● Task objective
Say how many lines of the data below have the word "injured" in them. Add nothing else.

[Element data from apps and pages]
-*-

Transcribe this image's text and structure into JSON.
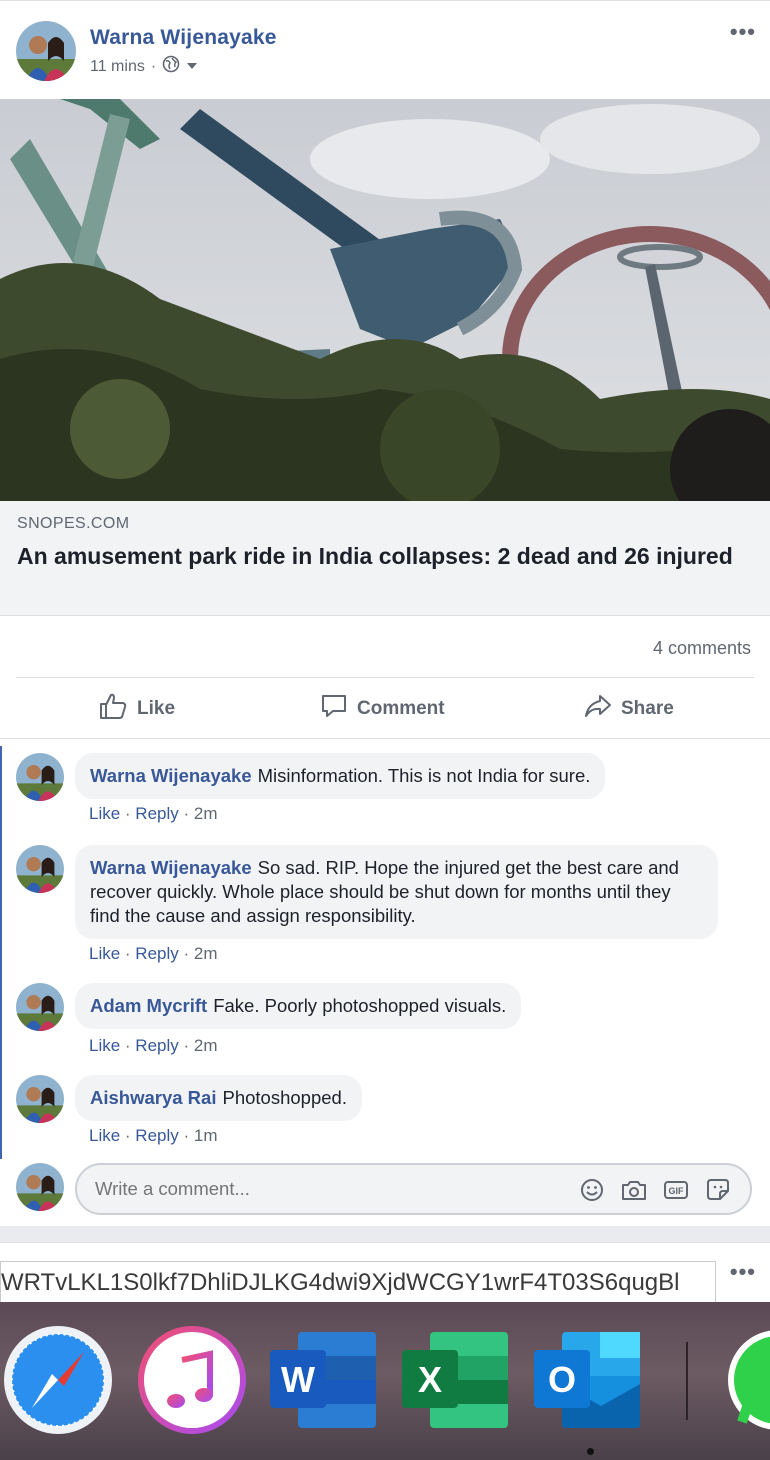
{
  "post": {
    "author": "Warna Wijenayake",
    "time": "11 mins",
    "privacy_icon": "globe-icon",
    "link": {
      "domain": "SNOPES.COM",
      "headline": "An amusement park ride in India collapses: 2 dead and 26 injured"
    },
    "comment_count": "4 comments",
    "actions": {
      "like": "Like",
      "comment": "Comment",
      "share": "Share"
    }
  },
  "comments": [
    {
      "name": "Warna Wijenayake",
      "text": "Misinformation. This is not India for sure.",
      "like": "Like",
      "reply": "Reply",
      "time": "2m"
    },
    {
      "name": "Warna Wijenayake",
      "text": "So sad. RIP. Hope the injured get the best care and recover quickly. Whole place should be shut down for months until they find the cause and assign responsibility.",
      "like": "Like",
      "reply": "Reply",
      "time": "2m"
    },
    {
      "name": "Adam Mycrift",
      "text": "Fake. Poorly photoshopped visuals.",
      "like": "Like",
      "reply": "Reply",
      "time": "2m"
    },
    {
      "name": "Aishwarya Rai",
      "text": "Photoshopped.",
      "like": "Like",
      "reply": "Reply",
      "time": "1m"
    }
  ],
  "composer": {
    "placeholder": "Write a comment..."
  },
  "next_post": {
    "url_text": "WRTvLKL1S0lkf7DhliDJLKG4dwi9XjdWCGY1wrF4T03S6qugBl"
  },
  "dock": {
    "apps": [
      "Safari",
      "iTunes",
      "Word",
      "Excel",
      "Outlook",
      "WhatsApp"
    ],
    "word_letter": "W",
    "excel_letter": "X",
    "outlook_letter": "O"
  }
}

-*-

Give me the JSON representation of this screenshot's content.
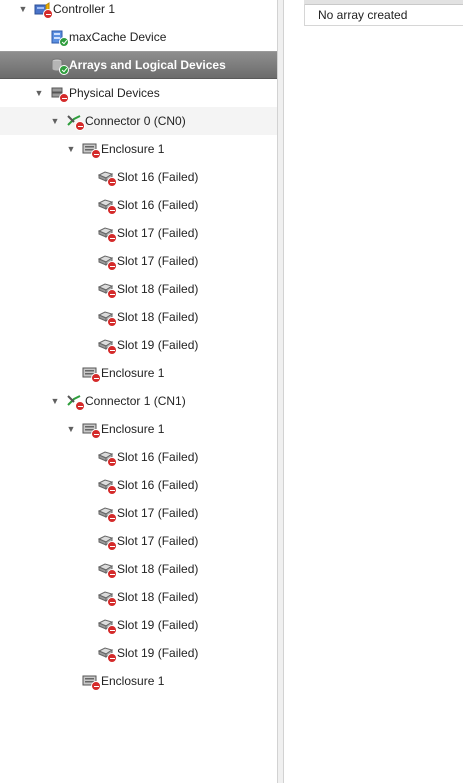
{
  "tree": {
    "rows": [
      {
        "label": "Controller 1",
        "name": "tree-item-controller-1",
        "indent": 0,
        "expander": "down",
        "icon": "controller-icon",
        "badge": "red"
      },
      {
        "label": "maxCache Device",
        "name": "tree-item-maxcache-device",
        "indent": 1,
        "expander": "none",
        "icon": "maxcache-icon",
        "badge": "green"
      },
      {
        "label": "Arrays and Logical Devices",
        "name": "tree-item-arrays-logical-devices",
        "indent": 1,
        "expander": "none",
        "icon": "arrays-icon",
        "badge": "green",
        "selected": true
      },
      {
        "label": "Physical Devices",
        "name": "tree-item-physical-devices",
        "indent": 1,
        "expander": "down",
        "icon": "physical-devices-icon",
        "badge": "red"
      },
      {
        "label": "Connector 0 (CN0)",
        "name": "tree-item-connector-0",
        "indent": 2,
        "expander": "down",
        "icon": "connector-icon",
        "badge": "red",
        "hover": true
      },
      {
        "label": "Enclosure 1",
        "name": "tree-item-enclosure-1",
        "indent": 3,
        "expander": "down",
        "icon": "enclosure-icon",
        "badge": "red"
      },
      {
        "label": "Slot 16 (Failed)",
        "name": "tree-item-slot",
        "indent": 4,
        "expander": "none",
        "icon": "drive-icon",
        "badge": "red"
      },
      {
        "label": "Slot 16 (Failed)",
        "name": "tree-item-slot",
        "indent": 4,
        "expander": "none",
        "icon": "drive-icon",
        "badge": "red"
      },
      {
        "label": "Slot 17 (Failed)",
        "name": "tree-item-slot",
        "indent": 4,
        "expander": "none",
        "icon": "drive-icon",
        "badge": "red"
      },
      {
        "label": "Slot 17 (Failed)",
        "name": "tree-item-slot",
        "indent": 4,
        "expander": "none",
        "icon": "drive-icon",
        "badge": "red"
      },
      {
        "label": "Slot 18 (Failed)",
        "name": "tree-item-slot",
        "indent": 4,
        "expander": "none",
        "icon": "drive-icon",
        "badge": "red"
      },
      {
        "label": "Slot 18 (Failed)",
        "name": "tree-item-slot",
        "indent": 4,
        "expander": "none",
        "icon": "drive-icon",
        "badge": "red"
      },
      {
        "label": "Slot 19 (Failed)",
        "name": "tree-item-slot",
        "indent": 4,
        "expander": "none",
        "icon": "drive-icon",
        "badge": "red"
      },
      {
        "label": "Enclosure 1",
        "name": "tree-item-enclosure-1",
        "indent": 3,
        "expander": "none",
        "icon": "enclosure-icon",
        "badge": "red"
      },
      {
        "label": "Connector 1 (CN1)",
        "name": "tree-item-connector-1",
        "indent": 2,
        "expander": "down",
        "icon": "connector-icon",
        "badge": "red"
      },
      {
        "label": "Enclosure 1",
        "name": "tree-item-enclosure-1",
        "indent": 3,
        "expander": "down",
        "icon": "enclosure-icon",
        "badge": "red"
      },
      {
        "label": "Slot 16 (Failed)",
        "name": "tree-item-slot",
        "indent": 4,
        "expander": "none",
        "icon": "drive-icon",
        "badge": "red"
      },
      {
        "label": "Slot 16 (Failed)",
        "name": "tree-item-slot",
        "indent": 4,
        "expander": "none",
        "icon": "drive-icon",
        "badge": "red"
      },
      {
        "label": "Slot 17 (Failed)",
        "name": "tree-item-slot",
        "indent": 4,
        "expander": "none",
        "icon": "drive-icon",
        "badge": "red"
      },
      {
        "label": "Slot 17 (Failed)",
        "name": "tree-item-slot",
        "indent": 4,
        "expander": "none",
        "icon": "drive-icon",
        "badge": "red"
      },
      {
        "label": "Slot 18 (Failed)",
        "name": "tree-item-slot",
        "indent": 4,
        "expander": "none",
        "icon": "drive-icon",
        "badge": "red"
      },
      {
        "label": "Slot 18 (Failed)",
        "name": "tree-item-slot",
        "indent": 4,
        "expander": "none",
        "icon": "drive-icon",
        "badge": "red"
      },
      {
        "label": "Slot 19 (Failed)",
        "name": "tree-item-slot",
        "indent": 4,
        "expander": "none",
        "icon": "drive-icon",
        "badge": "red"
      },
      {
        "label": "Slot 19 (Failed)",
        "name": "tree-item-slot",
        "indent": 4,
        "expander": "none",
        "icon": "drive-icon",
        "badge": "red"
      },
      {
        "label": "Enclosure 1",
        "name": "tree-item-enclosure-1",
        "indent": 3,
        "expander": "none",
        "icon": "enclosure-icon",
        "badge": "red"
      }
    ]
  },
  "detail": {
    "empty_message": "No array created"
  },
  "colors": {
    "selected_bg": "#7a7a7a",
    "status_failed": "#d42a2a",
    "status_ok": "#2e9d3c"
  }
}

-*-

● Result
2